This is part nine of our series Marketing in the Service of Sales, about how marketing professionals can demonstrate to their sales counterparts and the rest of their organization that they bring real value to the table as an equal partner in the marketing-sales relationship.
If you're read most of our series on aligning sales and marketing (and if you haven't, start here), you know we believe that marketing's role in a B2B scenario is revenue generation, not just lead gen. This post demonstrates how to tie all the concepts we've presented together into an account-based marketing (ABM) strategy. If you're designing an ABM campaign at scale, you'll find that operations, product development, and customer success will all need to be involved in the program, as you look to feed the flywheel for a great customer experience that drives referrals and repeat sales.
What is Account-Based Marketing?
ABM is a proactive methodology designed to engage a group of target companies by leveraging individualized messaging to multiple contacts within those organizations. This is a multi-touch, ideally omnichannel program, designed to inform, educate, and lead prospects to an action (such as a meeting or demo). It's about getting your message to all of the stakeholders in a prospect organization, even if they've never been to your website before.
One of the great advantages of an ABM program is that it's scalable-any size company can implement a program, and any size company can be targeted. The key is to target your best prospects first; once the framework is developed, new target companies can be easily added.
Start with the end in mind. What's the goal? A meeting? A phone call? A demo? Long-term relationship building? Make sure everyone agrees on what success looks like.
Next, gather your list of target companies and personas. Decide which companies may be in market for your product or service, and where they are in their respective buyers' journeys. There is predictive software that can guide you toward which companies are engaged in buying behavior, along with other services that can help you build out your list.
Be sure to confer with sales, customer success, and other teams to determine:
- Which products or services to promote (renewals, service contracts, new offerings)
- Which audiences to target (current customers, new customers within client companies, net new customers)
- The sequence of communications
- Channels to use
Make sure to map out pursuit plans and customer journeys, updating them and your target list regularly.
As you discuss channels, think about how to include email, social media, online advertising, telemarketing, and direct mail. This last one could be tricky as many large companies have announced extended work-from-home policies going into mid-2021. As a result, you'll need to make sure any mailer you send actually gets to the intended recipient. The impact of mail on an audience that's predominantly digital can be huge, and well worth the effort and cost.
Creating Compelling Content
Keep in mind that if you're just starting out, you don't need to go all-in with highly personalized content. You can begin by using current content, including credible insights from other sources and materials you can readily repurpose. Beyond that, here are a few simple ideas for new content:
- Organize campaigns around industry events
- Power up your content around an industry vertical
- Run a retargeting campaign around tiered targets that already visit your site
Content like this can help you engage the prospects who are already most likely to be interested in your product or service, while giving them something they want - and a taste of why you're the best company to provide them with more.
It's Worth It

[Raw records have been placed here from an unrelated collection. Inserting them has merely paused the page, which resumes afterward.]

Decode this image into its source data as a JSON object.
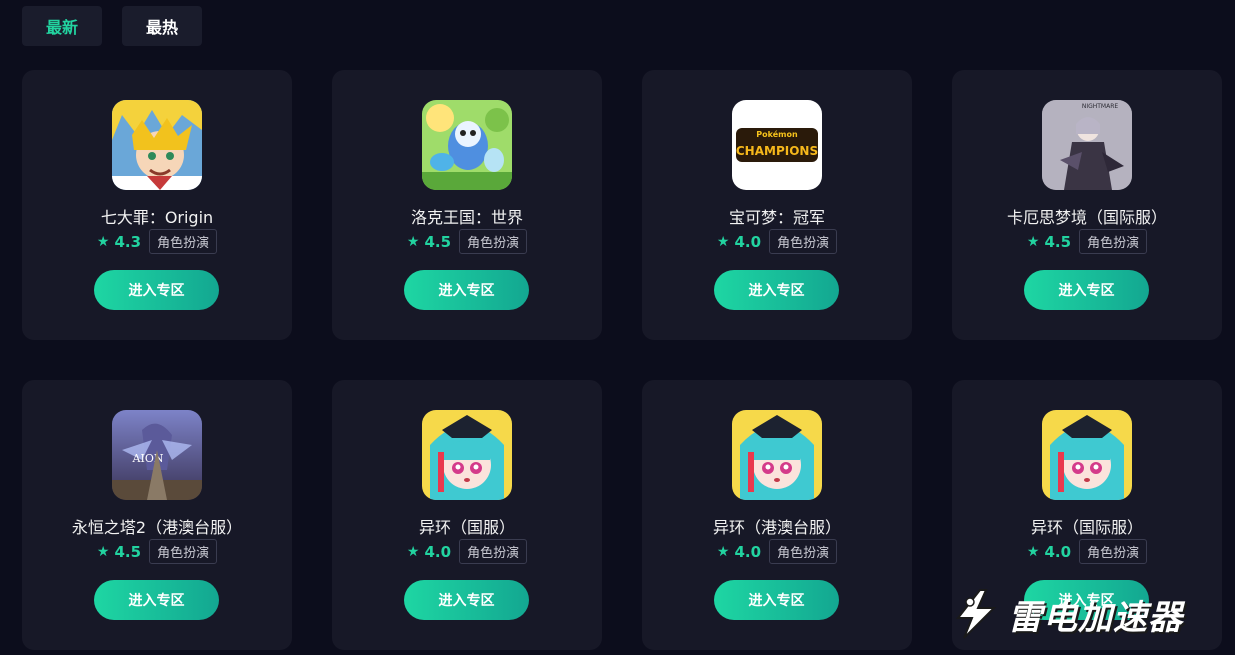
{
  "tabs": {
    "latest": "最新",
    "hot": "最热"
  },
  "enter_label": "进入专区",
  "cards": [
    {
      "name": "七大罪：Origin",
      "rating": "4.3",
      "tag": "角色扮演",
      "icon": "seven-deadly-sins-icon"
    },
    {
      "name": "洛克王国：世界",
      "rating": "4.5",
      "tag": "角色扮演",
      "icon": "roco-kingdom-icon"
    },
    {
      "name": "宝可梦：冠军",
      "rating": "4.0",
      "tag": "角色扮演",
      "icon": "pokemon-champions-icon",
      "icon_text": {
        "top": "Pokémon",
        "main": "CHAMPIONS"
      }
    },
    {
      "name": "卡厄思梦境（国际服）",
      "rating": "4.5",
      "tag": "角色扮演",
      "icon": "chaos-zero-nightmare-icon",
      "icon_text": {
        "top": "NIGHTMARE"
      }
    },
    {
      "name": "永恒之塔2（港澳台服）",
      "rating": "4.5",
      "tag": "角色扮演",
      "icon": "aion-2-icon",
      "icon_text": {
        "top": "AION"
      }
    },
    {
      "name": "异环（国服）",
      "rating": "4.0",
      "tag": "角色扮演",
      "icon": "neverness-to-everness-icon"
    },
    {
      "name": "异环（港澳台服）",
      "rating": "4.0",
      "tag": "角色扮演",
      "icon": "neverness-to-everness-icon"
    },
    {
      "name": "异环（国际服）",
      "rating": "4.0",
      "tag": "角色扮演",
      "icon": "neverness-to-everness-icon"
    }
  ],
  "watermark": "雷电加速器",
  "colors": {
    "background": "#0c0d1c",
    "card": "#171827",
    "accent": "#22d3a0"
  }
}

While an ABM campaign will take more time, planning, and resources to execute-to a smaller set of prospects-the focus on tiered prospects with highly relevant information and customization will lead to better results with motivated sales-qualified leads rather than traditional marketing-qualified leads. This positions marketing as a key contributor to revenue and is a win for everyone in the organization.